Imagine an investor is using one of CMC Markets’ mobile apps to follow pricing data on the SPDR S&P 500 ETF [SPY], which is currently worth nearly 300.00 to buy and the spread is 1.0. To spread bet the equivalent buy amount of £30,000, the investor would need to pay £1 per point. However, if the investor spread bets on margin, given that the margin rate for this particular ETF (for 0 to 2,300) is 20%, only £6,000 would be allocated from the trading account to open a £30,000 position in SPY.
How much would an investor have made a year later if, for example, the price had risen by 10%? Minus the holding costs, which would come to £30,000 x 0.05, (given that it’s 5% per annum for this ETF), the investor would have 1,500 + £1 x 365 (as the investor pays the spread cost for every day of the year that the security is held). That would work out to 1,135, or a gain of 19% on the original investment. That compares to just a 10% increase from the original investment if the investor-owned the shares, and that’s before even considering fund fees, commissions or taxes.
If these potential profits from such a relatively minor initial capital outlay are enough to pique your interest in adding ETFs to your portfolio, CMC Markets offers investors the opportunity to trade the world’s biggest equity ETFs on its platform.
When it comes to ETFs with the most assets under management, the fund at the top of the list is the SPDR S&P 500 ETF Trust, at $241.61bn. This is followed by the ISHARES Core S&P 500 ETF with $144.49bn, the Vanguard Total Stock Market ETF with $93.76bn, the Vanguard S&P 500 ETF at $93.36bn, the Vanguard FTSE Developed Markets ETF with $65.18bn and the ISHARES MSCI EAFE ETF with $61.66bn.
CMC Markets has made it easier for investors to take advantage of these ETFs through its mobile trading apps, which allow investors to trade anywhere, anytime. The platform also offers benefits such as customizable dashboards, notifications and in-app support. Click on the link below to download CMC Markets’ free trading app. Through CMC Markets, the world’s largest ETFs can, like individual stocks, also be traded by spread betting the indices on margin.
Accessing ETFs can help protect your investment portfolio in times of heightened economic and political risks.
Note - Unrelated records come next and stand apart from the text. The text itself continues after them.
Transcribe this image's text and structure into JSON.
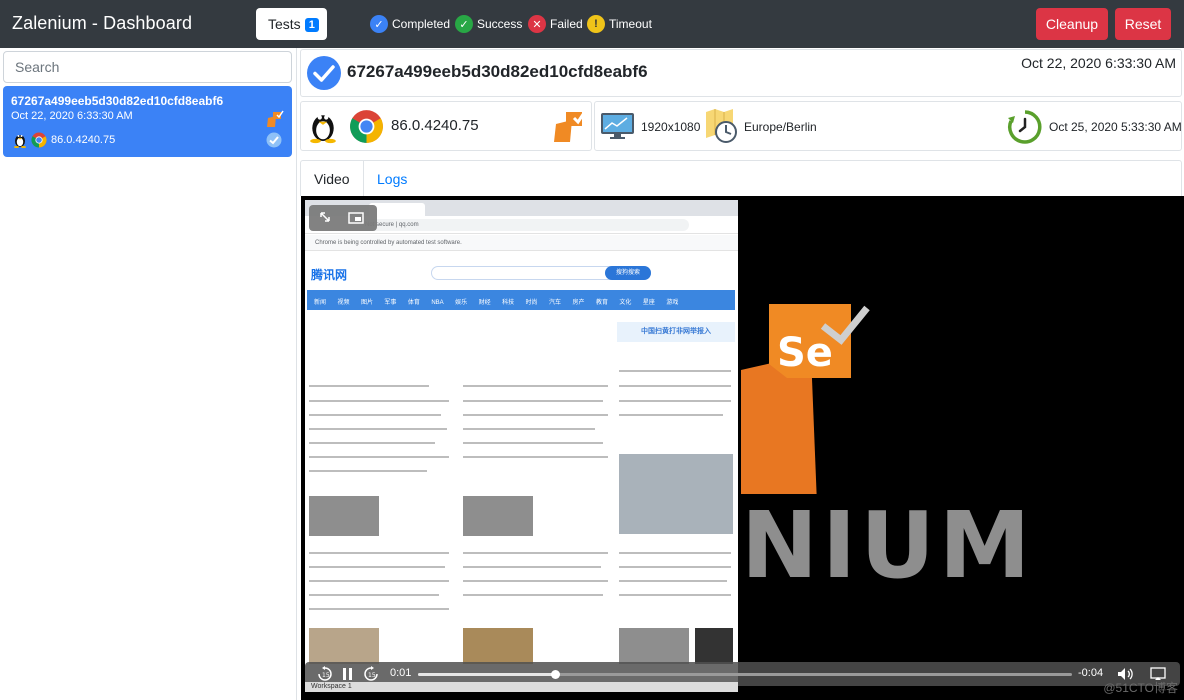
{
  "navbar": {
    "brand": "Zalenium - Dashboard",
    "tests_label": "Tests",
    "tests_count": "1",
    "legend": [
      {
        "label": "Completed",
        "color": "#3b82f6",
        "icon": "check-icon"
      },
      {
        "label": "Success",
        "color": "#28a745",
        "icon": "check-icon"
      },
      {
        "label": "Failed",
        "color": "#dc3545",
        "icon": "x-icon"
      },
      {
        "label": "Timeout",
        "color": "#f0c419",
        "icon": "exclamation-icon"
      }
    ],
    "cleanup_label": "Cleanup",
    "reset_label": "Reset"
  },
  "sidebar": {
    "search_placeholder": "Search",
    "tests": [
      {
        "id": "67267a499eeb5d30d82ed10cfd8eabf6",
        "date": "Oct 22, 2020 6:33:30 AM",
        "browser_version": "86.0.4240.75",
        "os_icon": "linux-icon",
        "browser_icon": "chrome-icon",
        "status_icon": "check-circle-icon"
      }
    ]
  },
  "test": {
    "id": "67267a499eeb5d30d82ed10cfd8eabf6",
    "date": "Oct 22, 2020 6:33:30 AM",
    "browser_version": "86.0.4240.75",
    "resolution": "1920x1080",
    "timezone": "Europe/Berlin",
    "retention_date": "Oct 25, 2020 5:33:30 AM"
  },
  "tabs": [
    {
      "label": "Video",
      "active": true
    },
    {
      "label": "Logs",
      "active": false
    }
  ],
  "player": {
    "elapsed": "0:01",
    "remaining": "-0:04",
    "progress_fraction": 0.21
  },
  "recording": {
    "url": "Not secure | qq.com",
    "infobar": "Chrome is being controlled by automated test software.",
    "site_logo": "腾讯网",
    "search_button": "搜狗搜索",
    "nav_items": [
      "新闻",
      "视频",
      "图片",
      "军事",
      "体育",
      "NBA",
      "娱乐",
      "财经",
      "科技",
      "时尚",
      "汽车",
      "房产",
      "教育",
      "文化",
      "星座",
      "游戏"
    ],
    "banner": "中国扫黄打非网举报入",
    "brand_text": "NIUM",
    "taskbar": "Workspace 1",
    "watermark": "@51CTO博客"
  }
}
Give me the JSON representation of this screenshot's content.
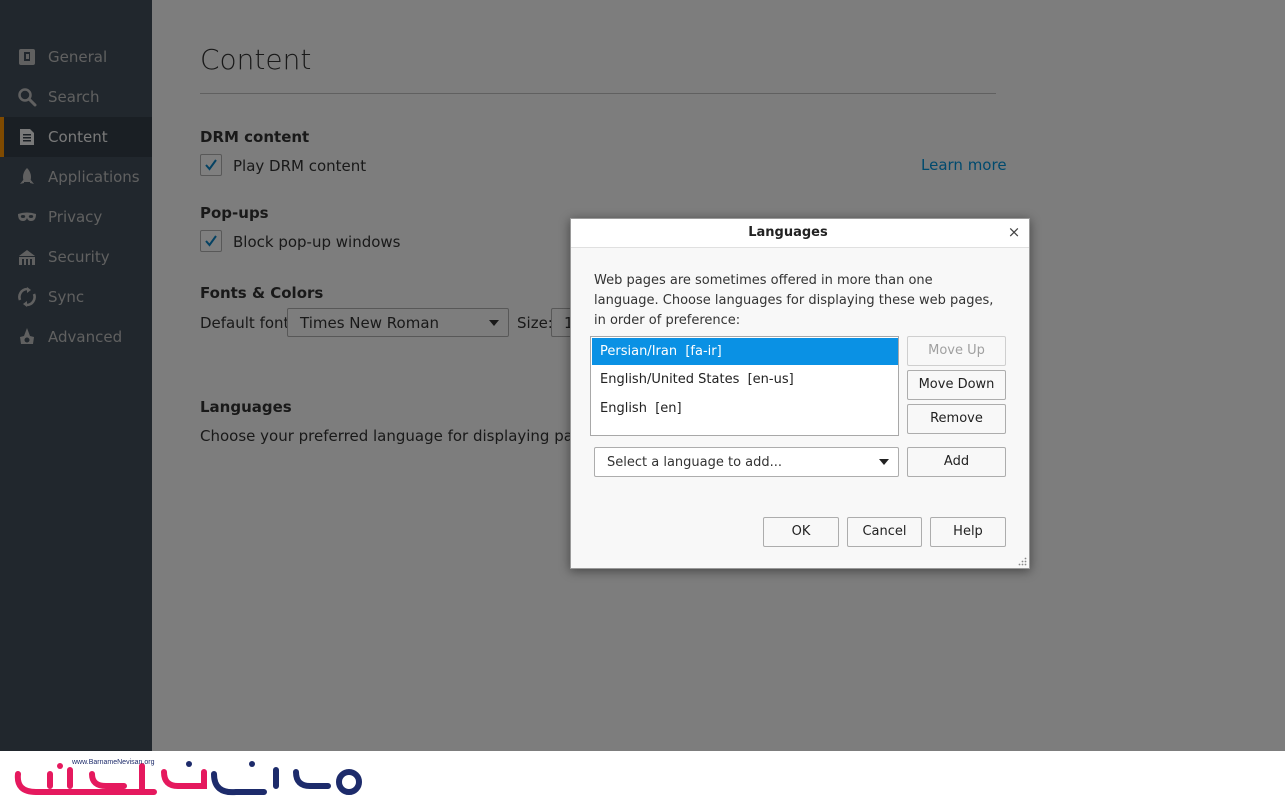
{
  "sidebar": {
    "items": [
      {
        "label": "General",
        "icon": "general-icon"
      },
      {
        "label": "Search",
        "icon": "search-icon"
      },
      {
        "label": "Content",
        "icon": "content-icon",
        "selected": true
      },
      {
        "label": "Applications",
        "icon": "applications-icon"
      },
      {
        "label": "Privacy",
        "icon": "privacy-mask-icon"
      },
      {
        "label": "Security",
        "icon": "security-icon"
      },
      {
        "label": "Sync",
        "icon": "sync-icon"
      },
      {
        "label": "Advanced",
        "icon": "advanced-icon"
      }
    ]
  },
  "main": {
    "title": "Content",
    "drm": {
      "heading": "DRM content",
      "checkbox_label": "Play DRM content",
      "checked": true,
      "learn_more": "Learn more"
    },
    "popups": {
      "heading": "Pop-ups",
      "checkbox_label": "Block pop-up windows",
      "checked": true
    },
    "fonts": {
      "heading": "Fonts & Colors",
      "default_font_label": "Default font:",
      "default_font_value": "Times New Roman",
      "size_label": "Size:",
      "size_value": "1"
    },
    "languages": {
      "heading": "Languages",
      "description": "Choose your preferred language for displaying pages"
    }
  },
  "dialog": {
    "title": "Languages",
    "close": "×",
    "description": "Web pages are sometimes offered in more than one language. Choose languages for displaying these web pages, in order of preference:",
    "languages": [
      {
        "label": "Persian/Iran  [fa-ir]",
        "selected": true
      },
      {
        "label": "English/United States  [en-us]",
        "selected": false
      },
      {
        "label": "English  [en]",
        "selected": false
      }
    ],
    "move_up": "Move Up",
    "move_down": "Move Down",
    "remove": "Remove",
    "select_placeholder": "Select a language to add...",
    "add": "Add",
    "ok": "OK",
    "cancel": "Cancel",
    "help": "Help"
  },
  "watermark": {
    "text": "www.BarnameNevisan.org"
  },
  "colors": {
    "accent": "#ff9500",
    "selection": "#0a91e4",
    "link": "#0095dd",
    "sidebar_bg": "#424f5a"
  }
}
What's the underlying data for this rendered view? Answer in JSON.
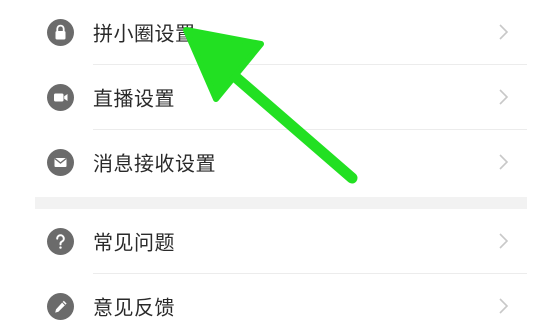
{
  "settings_group_1": {
    "items": [
      {
        "label": "拼小圈设置",
        "icon": "lock-icon"
      },
      {
        "label": "直播设置",
        "icon": "video-camera-icon"
      },
      {
        "label": "消息接收设置",
        "icon": "mail-icon"
      }
    ]
  },
  "settings_group_2": {
    "items": [
      {
        "label": "常见问题",
        "icon": "question-icon"
      },
      {
        "label": "意见反馈",
        "icon": "pencil-icon"
      }
    ]
  },
  "colors": {
    "icon_bg": "#6b6b6b",
    "text": "#2a2a2a",
    "chevron": "#c8c8c8",
    "section_gap": "#f2f2f2",
    "annotation_arrow": "#22e022"
  },
  "annotation": {
    "type": "arrow",
    "target": "拼小圈设置"
  }
}
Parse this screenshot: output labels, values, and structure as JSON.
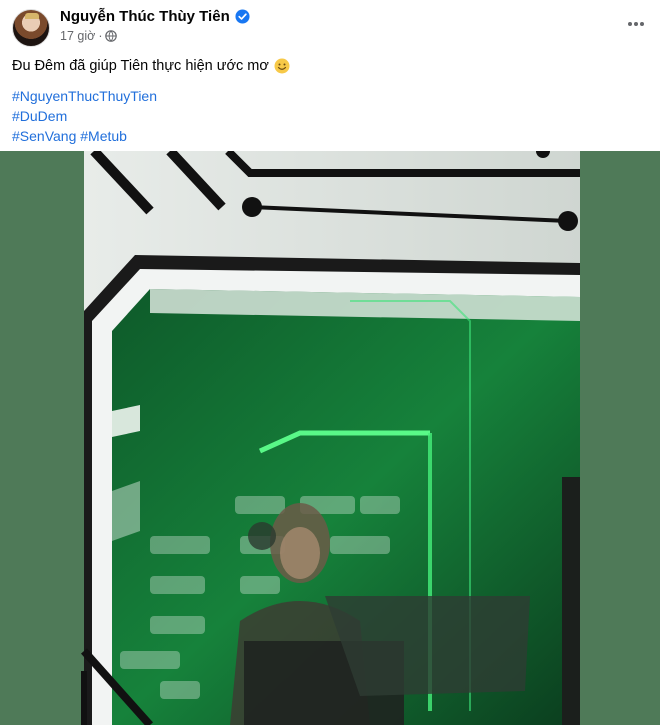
{
  "post": {
    "author_name": "Nguyễn Thúc Thùy Tiên",
    "timestamp": "17 giờ",
    "separator": "·",
    "text": "Đu Đêm đã giúp Tiên thực hiện ước mơ",
    "hashtags": {
      "line1": "#NguyenThucThuyTien",
      "line2": "#DuDem",
      "line3a": "#SenVang",
      "line3b": "#Metub"
    }
  },
  "colors": {
    "link": "#216fdb",
    "verified": "#1877f2",
    "photo_background": "#4f7a58",
    "neon": "#2ee06a"
  },
  "icons": {
    "verified": "verified-badge-icon",
    "privacy": "globe-icon",
    "more": "more-horizontal-icon",
    "emoji": "smiling-face-emoji-icon"
  }
}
They can allow you to amplify returns from indices and make your money work harder, particularly with the passive market so saturated in an environment of low-interest rates.
ETFs offers the following advantages, including:
- Easy diversification and exposure to entire markets, countries and regions
- Cost-effective, as it takes only one transaction to trade a fully diversified index
- Like individual stocks, they can be traded via gearing facilities, including margin loans and contracts for difference
- They aim to disclose their holdings regularly, so investors can see exactly what their positions are at any given time
- They offer targeted trading, providing exposure to specific portfolios and investment preferences
While it’s also important to understand the following risks:
- Depending on the type of ETF traded, special consideration will need to be taken in regard to taxation, as some ETFs will not carry the same tax efficiencies that others. Tax treatment depends on individual circumstances and can change or may differ in a jurisdiction other than the UK.
- Investing in ETFs can lead an individual to shift from being an investor to becoming an active trader, which can add cost as well as liquidity risk while also being very hard to do successfully.
- While ETFs allow for exposure to different markets, countries and regions, this can also act to increase the overall riskiness of a portfolio.
- The ease with which ETFs can be traded can sometimes lead individuals to overlook the fact that their portfolio is becoming riskier.
Leveraged ETFs are complex financial instruments that carry significant risks. Certain leveraged ETF's are only considered appropriate for experienced traders.